  • Speaking of laughter, one of my friends said the funniest thing.

    She is a former co-worker and we've been friends for, wow, 15 years now. (Time freakin' flies.) She's in her early 50s and her boys are in their early 20s. They are both good kids but having a difficult time adjusting to the next stage of their lives, so my friend is still heavily supporting them and parenting them as much as you can parent young men in their early 20s. Overall, she and I have very interesting conversations about having children. She loves her kids and she was (and still is) an awesome mom while they were growing up- lots of activities and sports and friends and pool parties. But she is So Thankful to be, as she calls it, "on the backside of parenting."

    One of our mutual friends had a baby a year and a half ago and I asked my friend if she had seen her. My friend said she hadn't, not since she went to her house to meet the baby. My friend continued, "I don't expect to see her. Her life just completely changed. Whenever I find out one of my friends is having a baby I'm like, 'See you in ten years!' "

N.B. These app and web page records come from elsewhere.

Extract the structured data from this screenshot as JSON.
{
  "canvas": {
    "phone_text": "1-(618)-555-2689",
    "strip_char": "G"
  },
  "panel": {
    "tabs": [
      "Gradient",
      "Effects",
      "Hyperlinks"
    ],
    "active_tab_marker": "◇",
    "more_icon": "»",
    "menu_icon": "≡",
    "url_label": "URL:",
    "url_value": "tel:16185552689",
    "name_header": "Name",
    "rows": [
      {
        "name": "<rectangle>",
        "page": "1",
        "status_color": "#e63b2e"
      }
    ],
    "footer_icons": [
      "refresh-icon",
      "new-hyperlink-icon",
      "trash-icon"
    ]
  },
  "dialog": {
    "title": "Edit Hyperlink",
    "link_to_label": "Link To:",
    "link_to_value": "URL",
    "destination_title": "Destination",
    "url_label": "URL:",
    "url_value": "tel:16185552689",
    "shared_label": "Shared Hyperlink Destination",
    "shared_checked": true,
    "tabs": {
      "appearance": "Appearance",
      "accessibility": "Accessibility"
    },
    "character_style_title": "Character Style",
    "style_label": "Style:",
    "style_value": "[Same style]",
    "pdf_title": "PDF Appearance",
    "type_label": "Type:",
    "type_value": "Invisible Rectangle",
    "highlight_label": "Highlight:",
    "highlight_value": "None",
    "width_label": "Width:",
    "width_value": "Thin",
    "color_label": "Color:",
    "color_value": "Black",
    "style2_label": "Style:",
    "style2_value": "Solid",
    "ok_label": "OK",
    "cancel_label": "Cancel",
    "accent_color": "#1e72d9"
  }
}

    Ha!!! I thought that was so funny. My friend isn't infertile and saying she's not going to see her friend with a baby. My friend is a mom and saying she's not going to see her friend with a baby... for ten years! I mean, it's pretty much true. I've just never heard a fertile person say it. I laughed pretty hard.